Solve riddles, plan your route, and whizz through local history in this epic around-the-town scavenger hunt. You have all month to complete and visit as many clues as possible. The top five players will receive epic prizes like 24-hour bike rental, swag, panniers, and a rear bike rack from local bike shops such as Spokesman & Specialized.
Each team competes in 3 disciplines: a scavenger hunt, an interpretive skit, and ecology exams. During the scavenger hunt, students must work together to identify plants and small animals that are native to the surrounding area. They are awarded points based on how many organisms they identify within a 30 minute time limit.
Quick FactsMajor Problems that Face Tallgrass PrairiesMajor Issues Facing the PrairieWatch video from the Particles and Prairies videodiscPrairie Restoration Slide Show1000 slides covering the restoration, history, ecology of the Fermilab prairie.

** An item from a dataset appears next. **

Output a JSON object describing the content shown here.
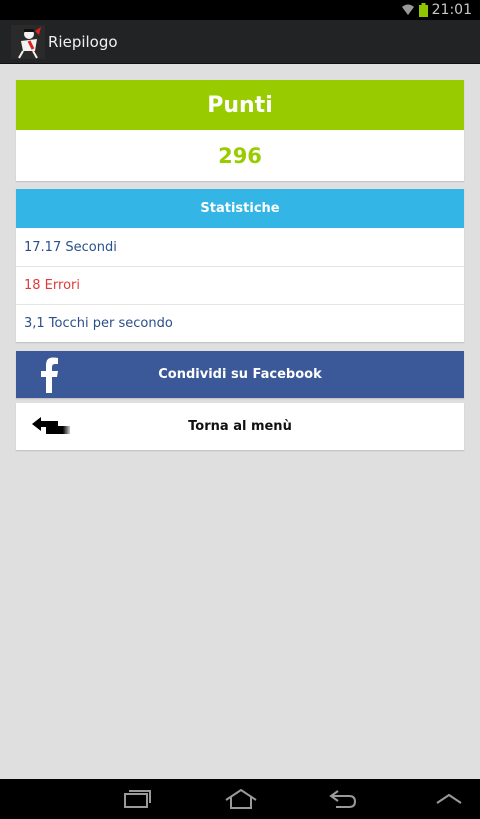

Provide engaging instruction and reinforce Light and Sound Energy skills with this Light & Sound SCAVENGER HUNT. Keep the activity in your classroom or make it a school-wide search! Either way, this scavenger hunt is sure to engage and motivate ALL of your students (grades 6-12).
Games are great to help youth explore and learn about the natural environment. By turning learning into a game, it changes the mindset of children. There are many positive aspects to using activities of this nature. Games can be hands-on, interactive, cover key concepts and create good discussion. Scavenger hunts may be one of the most popular, effective and easy-to-use activities.
Environmental scavenger hunts are fun, engaging and educational. In addition, they are easy to make, coordinate and are adaptable to most any location or age level. Try one with your 4-H club, youth group, classroom or family. Everyone involved will find it worth the time.
This scavenger hunt will get you out and moving, looking for sustainability features that make our neighborhoods greener and healthier for our communities. Get out for a walk or a bike ride and look for sustainability features around your neighborhood in the following categories - Water, Energy, Transportation, Materials & Waste, and Community & Nature.
After watching the video (below) on abiotic and biotic factors, go on a scavenger hunt around your home in search of naturally occurring abiotic and biotic factors. The area just outside your home will have micro-ecosystems all around it. Look for abiotic and biotic factors that support each other.
In ecology, the levels begin with organisms, populations, communities, and the ecosystem. Abiotic and biotic factors work together to keep ecosystems stable or balanced. Biotic organisms, such as animals, plants, and humans, rely on the abiotic factors within their environment to survive. For example, plants rely on the abiotic factor sunlight to produce glucose (a simple sugar) as food through the process of photosynthesis. Photosynthesis only occurs inside plant cells or alike organisms; this process was briefly mentioned in the previous lesson of animal and plant cells. 2b1af7f3a8